"I think we made tremendous progress today on unemployment insurance," he said late Friday. "We’re not here claiming that there’s an agreement tonight. But we are busy deeply exploring the concept of some unemployment insurance ideas that are on the table."
Some Republicans say they agree unemployment benefits ought to be beefed up. Lindsey Graham of South Carolina said he thinks jobless individuals who made up to $80,000 should be able to get at least three-fourths of their salaries back while unemployed. But Schumer suggested negotiators need to go even bigger.
"There's no better way to help those who have lost their jobs through no fault of their own than saying they will get their full salaries while they're unemployed. And when they're furloughed their employers will hire them again," he said.
Any agreement reached in the Senate would have to also get through the Democratic-controlled House. Speaker Nancy Pelosi, D-Calif., has been in regular contact with Schumer and Mnuchin, according to aides. But she sent a "Dear Colleague" letter to House Democrats on Friday evening, calling McConnell's bill "a nonstarter" as written and listing things that must be in the bill to gain Democratic support.
"Any response package must greatly increase Unemployment Insurance and Medicaid, help small businesses survive, expand paid sick and family leave and put money directly into the hands of those who need it most," Pelosi said.
Democrats are also pushing for a large supplemental spending package to help federal agencies, health care providers and states cope with the coronavirus. A Senate GOP aide said that side of the aisle was also coming around to that idea, which the White House had earlier wanted kept separate from the stimulus.
Including a supplemental spending component was "essential," according to the aide, who wasn't authorized to speak for the record, particularly to help the Veterans Health Administration and Federal Emergency Management Agency.
Democrats are also pushing for a "stabilization fund" to help states and localities meet budget shortfalls due to steep declines in tax receipts stemming from COVID-19's impact. Ueland and other Republicans Friday pointed out that states have "rainy day funds" totaling some $50 billion overall, but nonetheless Ueland said it was on the table for discussion.

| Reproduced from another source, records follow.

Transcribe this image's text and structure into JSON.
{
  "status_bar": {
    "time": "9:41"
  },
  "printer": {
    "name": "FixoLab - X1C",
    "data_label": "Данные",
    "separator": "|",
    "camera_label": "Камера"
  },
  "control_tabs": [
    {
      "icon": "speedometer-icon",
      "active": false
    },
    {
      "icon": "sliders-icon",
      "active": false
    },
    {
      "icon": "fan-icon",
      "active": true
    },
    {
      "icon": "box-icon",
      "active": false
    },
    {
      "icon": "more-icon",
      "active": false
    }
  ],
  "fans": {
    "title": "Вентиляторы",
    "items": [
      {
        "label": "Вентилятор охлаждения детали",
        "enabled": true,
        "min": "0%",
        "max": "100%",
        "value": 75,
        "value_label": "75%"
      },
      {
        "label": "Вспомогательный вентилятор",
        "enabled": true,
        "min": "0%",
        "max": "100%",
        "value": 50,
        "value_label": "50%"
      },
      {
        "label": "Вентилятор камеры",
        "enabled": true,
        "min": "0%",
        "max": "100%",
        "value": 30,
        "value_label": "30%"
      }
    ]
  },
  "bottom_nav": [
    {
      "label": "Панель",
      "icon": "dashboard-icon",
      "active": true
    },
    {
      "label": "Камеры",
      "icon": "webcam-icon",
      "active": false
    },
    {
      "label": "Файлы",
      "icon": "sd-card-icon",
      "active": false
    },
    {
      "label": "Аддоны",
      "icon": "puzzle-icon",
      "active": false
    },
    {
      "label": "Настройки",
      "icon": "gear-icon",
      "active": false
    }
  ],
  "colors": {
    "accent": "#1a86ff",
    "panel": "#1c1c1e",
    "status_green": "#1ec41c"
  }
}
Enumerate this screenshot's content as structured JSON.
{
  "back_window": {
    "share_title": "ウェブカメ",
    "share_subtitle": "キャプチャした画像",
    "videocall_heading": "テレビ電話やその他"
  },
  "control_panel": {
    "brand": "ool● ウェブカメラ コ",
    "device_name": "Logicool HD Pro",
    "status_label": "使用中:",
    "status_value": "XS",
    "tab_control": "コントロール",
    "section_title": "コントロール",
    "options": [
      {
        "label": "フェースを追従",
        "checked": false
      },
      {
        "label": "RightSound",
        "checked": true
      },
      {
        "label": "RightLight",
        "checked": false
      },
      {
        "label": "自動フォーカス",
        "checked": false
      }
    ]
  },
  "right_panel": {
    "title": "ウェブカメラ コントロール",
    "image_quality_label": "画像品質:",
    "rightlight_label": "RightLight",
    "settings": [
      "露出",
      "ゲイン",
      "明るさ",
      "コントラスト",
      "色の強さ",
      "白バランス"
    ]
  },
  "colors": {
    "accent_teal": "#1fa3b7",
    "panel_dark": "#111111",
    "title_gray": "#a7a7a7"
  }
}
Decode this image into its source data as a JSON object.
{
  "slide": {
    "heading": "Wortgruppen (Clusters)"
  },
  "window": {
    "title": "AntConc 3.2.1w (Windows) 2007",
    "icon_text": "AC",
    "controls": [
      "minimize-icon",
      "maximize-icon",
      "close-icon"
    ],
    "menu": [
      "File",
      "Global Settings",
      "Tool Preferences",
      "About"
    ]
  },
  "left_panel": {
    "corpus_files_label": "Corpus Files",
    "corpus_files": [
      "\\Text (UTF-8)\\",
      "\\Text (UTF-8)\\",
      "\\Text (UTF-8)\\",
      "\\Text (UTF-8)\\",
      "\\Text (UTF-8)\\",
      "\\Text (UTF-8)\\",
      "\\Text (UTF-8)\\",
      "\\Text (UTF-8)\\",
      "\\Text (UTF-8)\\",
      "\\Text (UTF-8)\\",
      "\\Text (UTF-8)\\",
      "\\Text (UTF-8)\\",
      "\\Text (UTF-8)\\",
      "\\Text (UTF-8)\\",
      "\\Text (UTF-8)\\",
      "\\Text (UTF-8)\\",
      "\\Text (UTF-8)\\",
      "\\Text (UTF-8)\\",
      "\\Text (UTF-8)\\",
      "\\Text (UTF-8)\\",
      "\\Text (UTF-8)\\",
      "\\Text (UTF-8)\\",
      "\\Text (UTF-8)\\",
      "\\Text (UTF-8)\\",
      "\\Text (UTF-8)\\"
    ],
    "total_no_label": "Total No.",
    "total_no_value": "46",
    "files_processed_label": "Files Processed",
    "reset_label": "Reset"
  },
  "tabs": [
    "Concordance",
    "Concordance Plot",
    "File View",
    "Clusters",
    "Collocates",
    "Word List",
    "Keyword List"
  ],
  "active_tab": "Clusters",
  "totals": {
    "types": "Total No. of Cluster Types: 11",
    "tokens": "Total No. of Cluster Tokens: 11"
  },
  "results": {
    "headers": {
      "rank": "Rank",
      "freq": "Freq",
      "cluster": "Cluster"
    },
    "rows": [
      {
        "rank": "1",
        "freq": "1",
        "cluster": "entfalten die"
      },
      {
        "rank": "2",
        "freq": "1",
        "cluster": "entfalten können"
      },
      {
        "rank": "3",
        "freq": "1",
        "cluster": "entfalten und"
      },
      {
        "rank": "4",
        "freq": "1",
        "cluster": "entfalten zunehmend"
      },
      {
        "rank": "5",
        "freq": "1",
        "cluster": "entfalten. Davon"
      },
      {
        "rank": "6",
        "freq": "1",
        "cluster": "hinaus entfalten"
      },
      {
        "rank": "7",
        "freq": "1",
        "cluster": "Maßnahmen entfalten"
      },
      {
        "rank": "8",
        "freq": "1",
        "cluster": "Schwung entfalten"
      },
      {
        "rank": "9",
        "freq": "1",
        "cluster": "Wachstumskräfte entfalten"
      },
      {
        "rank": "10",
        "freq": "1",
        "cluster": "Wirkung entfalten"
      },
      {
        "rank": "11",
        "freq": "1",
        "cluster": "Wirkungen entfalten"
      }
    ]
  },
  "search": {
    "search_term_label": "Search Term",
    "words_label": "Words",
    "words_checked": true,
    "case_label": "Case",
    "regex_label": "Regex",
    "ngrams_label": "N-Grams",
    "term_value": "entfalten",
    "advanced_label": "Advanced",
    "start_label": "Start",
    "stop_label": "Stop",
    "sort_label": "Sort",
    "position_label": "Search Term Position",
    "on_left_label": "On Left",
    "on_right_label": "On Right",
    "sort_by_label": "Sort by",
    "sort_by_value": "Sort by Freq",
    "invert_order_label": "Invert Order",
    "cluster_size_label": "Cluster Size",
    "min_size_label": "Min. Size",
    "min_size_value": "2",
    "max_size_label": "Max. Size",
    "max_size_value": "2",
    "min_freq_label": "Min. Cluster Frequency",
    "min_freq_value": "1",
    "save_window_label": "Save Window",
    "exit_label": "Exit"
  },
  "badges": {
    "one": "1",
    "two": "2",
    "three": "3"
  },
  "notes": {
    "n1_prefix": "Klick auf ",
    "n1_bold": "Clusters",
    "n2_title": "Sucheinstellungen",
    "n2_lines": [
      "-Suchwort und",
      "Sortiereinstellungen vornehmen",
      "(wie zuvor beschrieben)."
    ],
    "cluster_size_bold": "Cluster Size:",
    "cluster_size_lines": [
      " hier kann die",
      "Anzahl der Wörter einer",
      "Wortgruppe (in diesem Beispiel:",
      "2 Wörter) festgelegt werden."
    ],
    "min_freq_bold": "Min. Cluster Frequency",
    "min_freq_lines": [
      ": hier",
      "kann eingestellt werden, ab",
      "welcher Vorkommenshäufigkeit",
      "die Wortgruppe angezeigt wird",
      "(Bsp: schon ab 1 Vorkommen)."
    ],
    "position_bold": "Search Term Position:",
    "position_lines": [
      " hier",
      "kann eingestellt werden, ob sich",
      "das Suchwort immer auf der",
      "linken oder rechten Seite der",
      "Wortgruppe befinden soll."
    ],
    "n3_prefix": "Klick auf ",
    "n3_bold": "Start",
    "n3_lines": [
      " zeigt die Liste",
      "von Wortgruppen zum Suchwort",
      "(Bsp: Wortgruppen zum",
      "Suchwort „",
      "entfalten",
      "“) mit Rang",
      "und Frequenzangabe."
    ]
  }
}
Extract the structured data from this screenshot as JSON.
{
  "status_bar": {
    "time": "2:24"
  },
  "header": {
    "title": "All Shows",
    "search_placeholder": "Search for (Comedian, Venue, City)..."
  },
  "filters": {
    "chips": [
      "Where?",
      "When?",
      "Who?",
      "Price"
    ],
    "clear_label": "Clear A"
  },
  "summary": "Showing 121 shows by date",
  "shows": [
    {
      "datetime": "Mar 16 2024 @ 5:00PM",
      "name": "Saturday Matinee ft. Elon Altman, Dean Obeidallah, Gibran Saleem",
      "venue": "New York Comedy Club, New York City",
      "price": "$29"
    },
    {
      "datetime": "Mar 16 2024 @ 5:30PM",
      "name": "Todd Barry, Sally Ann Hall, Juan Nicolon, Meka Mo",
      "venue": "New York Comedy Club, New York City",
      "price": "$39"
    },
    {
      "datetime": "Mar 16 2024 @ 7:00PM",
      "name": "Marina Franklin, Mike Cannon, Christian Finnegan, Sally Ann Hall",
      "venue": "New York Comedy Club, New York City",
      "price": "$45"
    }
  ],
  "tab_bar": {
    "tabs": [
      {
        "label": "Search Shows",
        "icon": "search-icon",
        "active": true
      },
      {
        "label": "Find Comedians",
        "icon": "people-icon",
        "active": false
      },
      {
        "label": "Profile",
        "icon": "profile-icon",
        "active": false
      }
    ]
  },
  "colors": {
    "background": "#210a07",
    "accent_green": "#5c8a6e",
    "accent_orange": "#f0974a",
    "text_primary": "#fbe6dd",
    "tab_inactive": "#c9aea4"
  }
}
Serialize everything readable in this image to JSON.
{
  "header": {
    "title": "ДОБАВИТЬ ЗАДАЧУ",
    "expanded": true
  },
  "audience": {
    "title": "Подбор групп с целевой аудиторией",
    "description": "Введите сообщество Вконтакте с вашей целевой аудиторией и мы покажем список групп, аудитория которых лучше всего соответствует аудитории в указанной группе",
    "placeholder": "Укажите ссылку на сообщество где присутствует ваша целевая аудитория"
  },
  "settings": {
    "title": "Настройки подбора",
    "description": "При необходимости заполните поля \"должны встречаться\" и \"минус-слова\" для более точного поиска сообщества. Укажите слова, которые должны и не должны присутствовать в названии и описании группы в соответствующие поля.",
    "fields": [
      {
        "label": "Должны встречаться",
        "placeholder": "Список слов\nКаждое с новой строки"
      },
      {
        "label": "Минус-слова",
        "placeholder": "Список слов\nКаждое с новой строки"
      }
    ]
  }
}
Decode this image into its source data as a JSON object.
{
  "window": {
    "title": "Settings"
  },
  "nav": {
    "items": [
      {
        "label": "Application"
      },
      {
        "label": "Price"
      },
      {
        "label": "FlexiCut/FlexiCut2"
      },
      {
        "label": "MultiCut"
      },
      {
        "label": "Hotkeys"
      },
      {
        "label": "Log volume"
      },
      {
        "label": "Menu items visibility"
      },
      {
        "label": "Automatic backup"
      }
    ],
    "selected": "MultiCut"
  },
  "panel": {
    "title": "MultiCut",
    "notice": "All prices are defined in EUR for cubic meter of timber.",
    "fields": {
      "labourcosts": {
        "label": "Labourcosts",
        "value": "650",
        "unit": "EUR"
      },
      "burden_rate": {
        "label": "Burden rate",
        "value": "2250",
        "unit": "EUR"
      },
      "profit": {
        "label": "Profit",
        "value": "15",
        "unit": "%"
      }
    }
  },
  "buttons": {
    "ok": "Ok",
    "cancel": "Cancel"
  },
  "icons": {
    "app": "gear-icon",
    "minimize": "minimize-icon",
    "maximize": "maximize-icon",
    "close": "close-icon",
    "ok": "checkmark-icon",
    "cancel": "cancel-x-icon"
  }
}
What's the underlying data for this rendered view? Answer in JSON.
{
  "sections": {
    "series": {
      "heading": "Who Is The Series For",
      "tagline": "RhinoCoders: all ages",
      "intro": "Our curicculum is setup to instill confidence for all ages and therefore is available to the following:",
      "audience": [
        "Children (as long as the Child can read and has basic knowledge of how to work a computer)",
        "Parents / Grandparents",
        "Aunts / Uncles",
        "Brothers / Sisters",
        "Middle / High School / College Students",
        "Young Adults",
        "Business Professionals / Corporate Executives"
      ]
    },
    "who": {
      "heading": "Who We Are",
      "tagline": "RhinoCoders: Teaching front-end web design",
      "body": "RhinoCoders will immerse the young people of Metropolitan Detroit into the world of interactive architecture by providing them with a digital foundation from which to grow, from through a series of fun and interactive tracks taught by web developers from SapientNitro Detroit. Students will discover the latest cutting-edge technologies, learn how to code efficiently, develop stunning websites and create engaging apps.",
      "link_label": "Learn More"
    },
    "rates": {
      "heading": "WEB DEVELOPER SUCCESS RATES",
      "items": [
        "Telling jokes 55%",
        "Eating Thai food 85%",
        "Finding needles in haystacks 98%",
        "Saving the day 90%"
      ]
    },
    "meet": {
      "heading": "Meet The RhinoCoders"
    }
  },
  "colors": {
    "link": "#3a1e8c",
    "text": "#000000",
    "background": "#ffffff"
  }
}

“We have heard that from Democrats. We have certainly heard that from the nation’s governors. But we’re not in a position to make any announcements on that tonight," he said. "But we are definitely talking about that.”
Rebates for the poor
Kudlow said the emerging bill would likely retain the centerpiece of the earlier Republican stimulus plan, with $3,400 tax rebates for a family of four. But still in play was the structure of the rebate, with Democrats and some Republicans arguing the original version would shortchange low-income workers because they'd receive checks only half the size of households earning more.
Ueland hinted that the final package would address some of the concerns about unequal rebates in the bill. "We are headed in a very good direction to make sure aid flows directly to lower-income Americans," he said late Friday.
Wyden added that he'd like to see certain corporate tax breaks stripped from the GOP bill, including one provision that would fix a 2017 tax law mistake and help U.S. firms with foreign subsidiaries.
According to records filed with the Senate, companies like Atlanta-based Coca-Cola Co. and the trade association representing hedge funds have been lobbying for standalone legislation, introduced last year by Georgia Rep. John Lewis, a Democrat, and former Sen. Johnny Isakson, R-Ga., to correct the drafting error.
"That is a complete nonstarter for us on our side. Senate Democrats are going to oppose it very strongly and I think the administration will have a very tough time trying to defend that," said Wyden. He added the provision has “nothing to do with COVID-19” and is “fundamentally unfair.”
David Lerman and Paul M. Krawzak contributed to this report.